Research in the Tung lab focuses on the interplay between genes and behavior. How does social behavior influence genetic variation and gene regulation? How do genetic differences and gene regulation reciprocally influence behavior? And what are the implications of this relationship for evolutionary biology and human health?

We are located at Duke University, in Durham, North Carolina, in the Department of Evolutionary Anthropology.

023 Biological Sciences Building

125 Science Drive

Durham, NC 27708

Office: 919-668-4912

Lab: 919-684-3910

Fax: 919-660-7348

Photo Credit: Noah Snyder-Mackler

Photo Credit: Noah Snyder-Mackler

Interested in our work? We're looking for talented students and post-docs to join us!


New lab preprint from our long-term collaboration with the Barreiro lab: in rhesus macaques, social status effects on viral versus bacterial responses differ, and social history influences immune gene expression too!

Several new collaborative efforts out this January, including the official release of the baboon genome in Science Advances and a report describing megaphage in multiple species, including the Amboseli baboons, in Nature Microbiology.

Kicking off 2019: new paper on grooming and mitochondrial DNA copy number, led by former lab undergraduate Reena Debray! Out now in Biology Letters.

New papers from the lab this December!

     Massively parallel methods to test the effects of DNA methylation on gene expression, by former grad student Amanda Lea, now out in eLife.

     Sex-specific associations between dominance rank and gene expression in the Amboseli baboons, also led by Amanda Lea, now OA in PNAS.

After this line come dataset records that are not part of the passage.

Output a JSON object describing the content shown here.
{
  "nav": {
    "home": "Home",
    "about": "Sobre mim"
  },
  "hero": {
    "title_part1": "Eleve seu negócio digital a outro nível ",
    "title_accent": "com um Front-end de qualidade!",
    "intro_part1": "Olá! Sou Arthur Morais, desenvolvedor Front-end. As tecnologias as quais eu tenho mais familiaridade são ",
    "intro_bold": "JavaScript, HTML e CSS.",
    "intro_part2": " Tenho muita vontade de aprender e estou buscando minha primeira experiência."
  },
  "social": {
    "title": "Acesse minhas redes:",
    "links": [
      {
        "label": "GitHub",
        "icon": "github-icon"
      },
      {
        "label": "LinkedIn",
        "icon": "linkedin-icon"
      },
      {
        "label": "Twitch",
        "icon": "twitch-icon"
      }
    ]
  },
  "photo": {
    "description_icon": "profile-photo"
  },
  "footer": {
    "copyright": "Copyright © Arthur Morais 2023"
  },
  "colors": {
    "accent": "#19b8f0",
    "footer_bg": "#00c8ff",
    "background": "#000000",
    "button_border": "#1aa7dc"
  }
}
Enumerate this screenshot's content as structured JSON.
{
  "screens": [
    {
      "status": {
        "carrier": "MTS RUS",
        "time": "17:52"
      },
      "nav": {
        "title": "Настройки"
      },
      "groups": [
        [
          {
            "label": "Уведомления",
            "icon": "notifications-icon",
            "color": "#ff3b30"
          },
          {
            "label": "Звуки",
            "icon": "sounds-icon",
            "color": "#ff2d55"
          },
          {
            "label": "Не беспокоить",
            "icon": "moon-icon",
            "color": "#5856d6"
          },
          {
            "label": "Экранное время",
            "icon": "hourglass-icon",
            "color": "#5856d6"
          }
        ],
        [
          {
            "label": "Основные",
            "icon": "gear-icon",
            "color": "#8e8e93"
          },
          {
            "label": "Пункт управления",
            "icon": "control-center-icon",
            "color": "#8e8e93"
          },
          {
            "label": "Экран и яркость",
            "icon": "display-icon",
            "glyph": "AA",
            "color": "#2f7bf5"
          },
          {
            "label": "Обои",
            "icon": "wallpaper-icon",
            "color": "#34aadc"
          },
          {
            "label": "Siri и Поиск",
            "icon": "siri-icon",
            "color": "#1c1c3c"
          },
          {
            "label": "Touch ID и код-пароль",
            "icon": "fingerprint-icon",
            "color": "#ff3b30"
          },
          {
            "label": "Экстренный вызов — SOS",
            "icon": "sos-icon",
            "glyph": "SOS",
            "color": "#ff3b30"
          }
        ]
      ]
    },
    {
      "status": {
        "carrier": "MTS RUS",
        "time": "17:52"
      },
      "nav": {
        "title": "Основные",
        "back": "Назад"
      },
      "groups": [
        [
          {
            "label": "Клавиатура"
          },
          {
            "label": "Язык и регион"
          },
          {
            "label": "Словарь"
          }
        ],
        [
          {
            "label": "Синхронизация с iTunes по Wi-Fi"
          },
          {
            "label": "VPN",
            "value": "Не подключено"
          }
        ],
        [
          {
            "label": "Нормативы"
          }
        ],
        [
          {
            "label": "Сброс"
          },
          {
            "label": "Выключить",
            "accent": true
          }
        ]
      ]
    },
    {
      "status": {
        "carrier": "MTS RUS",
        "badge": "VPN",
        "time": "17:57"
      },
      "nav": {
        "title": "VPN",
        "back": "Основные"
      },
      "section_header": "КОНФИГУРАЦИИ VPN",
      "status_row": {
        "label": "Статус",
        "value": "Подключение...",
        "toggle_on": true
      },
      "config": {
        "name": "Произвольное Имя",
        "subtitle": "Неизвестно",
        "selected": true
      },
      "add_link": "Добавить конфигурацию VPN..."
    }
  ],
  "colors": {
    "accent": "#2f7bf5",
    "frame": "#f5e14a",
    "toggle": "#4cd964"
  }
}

     Social status effects on chromatin accessibility and the response to glucocorticoids, led by former post-doc Noah Snyder-Mackler, also OA in PNAS.

     Comparative analysis of DNA methylation across Papio baboons, led by grad student Tauras Vilgalys, now out in Molecular Biology & Evolution.